  26. Prideaux, D. (2003) Curriculum design. BMJ. 326, 268–270 <http://bmj.bmjjournals.com/cgi/reprint/326/7383/268>CrossRefGoogle Scholar
  27. Project 2061 American Association for the advancement of science (2001) Designs for Science Literacy. Oxford: Oxford University Press.Google Scholar
  28. QCA (2000) The Standards Site: Science at key stage 3. http://www.standards.dfes.gov.uk/ schemes2/secondary_science/>
  29. Skilbeck, M. (1984) School-based Curriculum Development. London: Harper and Row.Google Scholar
  30. Sparkes, A.C. (1991) Exploring the subjective dimensions of curriculum change. In: N. Armstrong and A.C. Sparkes (eds) Issues in Physical Education. London: Cassell.Google Scholar
  31. Starr, M., and Krajcik, J. (1990) Concept maps as a heuristic for science curriculum development: Toward improvement in process and product. Journal of Research in Science Teaching, 27(9), 987–100.CrossRefGoogle Scholar
  32. Stenhouse, L. (1975) An Introduction to Curriculum Research and Development. London:Heineman.Google Scholar
  33. Stewart, J., Van Kirk, J., & Rowell, R. (1979) Concept maps: A tool for use in biology teaching. American Biology Teacher, 41(3), 171–175.CrossRefGoogle Scholar
  34. Taba, H. (1962) Curriculum Development: Theory and Practice. San Francisco: Harcourt,Brace.Google Scholar
  35. Tyler, R.W. (1949) Basic Principles of Curriculum and Instruction. Chicago, IL: The University of Chicago Press.Google Scholar
  36. Vilela, R. et al. (2004) Using concept maps for collaborative curriculum development. Proceedings of the First International Conference on Concept Mapping: Spain.Google Scholar
  37. Walker, J.M., Cordray, D.S., & King, P.H. (2002) Concept mapping as a form of student assessment and instruction. Proceedings of the American Society for Engineering Education Annual Conference.Google Scholar
  38. Wandersee, J.H. (1990) Concept mapping and the cartography of cognition. Journal of Research in Science Teaching, 27(10), 923–936.CrossRefGoogle Scholar
  39. Wiggins, G. & McTighe, J. (2003) Understanding by design. New Jersey: Pearson Education.Google Scholar
  40. Willerman, M. & Mac Harg, R.A. (1991) The concept map as an advance organizer. Journal of Research in Science Teaching, 28(8), 705–711.CrossRefGoogle Scholar

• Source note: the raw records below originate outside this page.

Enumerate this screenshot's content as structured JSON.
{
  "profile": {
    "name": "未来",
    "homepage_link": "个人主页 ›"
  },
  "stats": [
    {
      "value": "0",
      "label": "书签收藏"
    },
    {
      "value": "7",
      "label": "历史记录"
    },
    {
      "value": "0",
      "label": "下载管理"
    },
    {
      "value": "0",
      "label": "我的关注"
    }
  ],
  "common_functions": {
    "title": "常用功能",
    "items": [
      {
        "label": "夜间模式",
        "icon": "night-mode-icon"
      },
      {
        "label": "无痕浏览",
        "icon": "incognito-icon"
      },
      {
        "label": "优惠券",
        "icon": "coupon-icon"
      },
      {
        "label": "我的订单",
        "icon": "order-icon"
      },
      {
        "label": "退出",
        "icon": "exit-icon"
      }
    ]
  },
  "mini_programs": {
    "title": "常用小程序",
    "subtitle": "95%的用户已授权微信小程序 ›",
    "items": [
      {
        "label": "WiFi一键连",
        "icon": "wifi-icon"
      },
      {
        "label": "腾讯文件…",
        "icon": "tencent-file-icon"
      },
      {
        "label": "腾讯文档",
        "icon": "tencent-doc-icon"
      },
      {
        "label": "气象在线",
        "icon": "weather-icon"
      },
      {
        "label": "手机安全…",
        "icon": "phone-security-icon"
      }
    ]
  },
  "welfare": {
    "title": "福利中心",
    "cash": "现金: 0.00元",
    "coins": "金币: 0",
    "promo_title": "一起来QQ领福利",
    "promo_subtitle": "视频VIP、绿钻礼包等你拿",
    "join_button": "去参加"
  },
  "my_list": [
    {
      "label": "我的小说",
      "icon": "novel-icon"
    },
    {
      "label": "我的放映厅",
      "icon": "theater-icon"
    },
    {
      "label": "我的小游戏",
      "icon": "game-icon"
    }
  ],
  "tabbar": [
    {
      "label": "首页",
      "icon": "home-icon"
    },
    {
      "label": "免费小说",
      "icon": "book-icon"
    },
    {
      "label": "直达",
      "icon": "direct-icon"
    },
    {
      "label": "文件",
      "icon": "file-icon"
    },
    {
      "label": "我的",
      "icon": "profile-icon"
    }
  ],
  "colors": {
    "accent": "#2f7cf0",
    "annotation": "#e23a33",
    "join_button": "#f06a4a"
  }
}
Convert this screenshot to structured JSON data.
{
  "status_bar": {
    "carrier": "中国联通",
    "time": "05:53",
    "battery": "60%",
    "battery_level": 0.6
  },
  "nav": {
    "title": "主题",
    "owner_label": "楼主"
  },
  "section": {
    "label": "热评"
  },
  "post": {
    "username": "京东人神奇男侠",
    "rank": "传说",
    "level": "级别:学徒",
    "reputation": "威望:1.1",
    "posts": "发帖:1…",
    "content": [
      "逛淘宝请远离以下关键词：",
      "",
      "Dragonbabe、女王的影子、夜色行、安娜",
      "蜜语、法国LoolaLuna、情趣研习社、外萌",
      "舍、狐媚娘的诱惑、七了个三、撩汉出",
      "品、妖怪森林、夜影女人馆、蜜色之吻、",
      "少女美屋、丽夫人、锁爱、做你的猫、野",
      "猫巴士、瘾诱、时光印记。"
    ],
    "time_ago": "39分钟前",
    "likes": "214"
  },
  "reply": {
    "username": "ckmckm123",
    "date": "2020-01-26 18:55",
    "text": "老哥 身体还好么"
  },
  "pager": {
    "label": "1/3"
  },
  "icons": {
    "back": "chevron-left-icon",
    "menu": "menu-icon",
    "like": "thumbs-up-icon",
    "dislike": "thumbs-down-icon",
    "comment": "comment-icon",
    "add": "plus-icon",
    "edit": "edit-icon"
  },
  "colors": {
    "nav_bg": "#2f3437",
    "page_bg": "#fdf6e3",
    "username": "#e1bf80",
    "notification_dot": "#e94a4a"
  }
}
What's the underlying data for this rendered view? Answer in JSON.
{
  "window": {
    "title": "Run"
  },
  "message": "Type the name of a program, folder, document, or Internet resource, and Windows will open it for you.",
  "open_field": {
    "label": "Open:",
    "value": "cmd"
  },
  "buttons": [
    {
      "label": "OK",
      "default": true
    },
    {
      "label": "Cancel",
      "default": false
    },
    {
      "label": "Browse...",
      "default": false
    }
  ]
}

Copyright information

© Springer-Verlag London 2014

Authors and Affiliations

  1. 1.Centre for Science EducationSheffield Hallam UniversitySheffieldUK

Personalised recommendations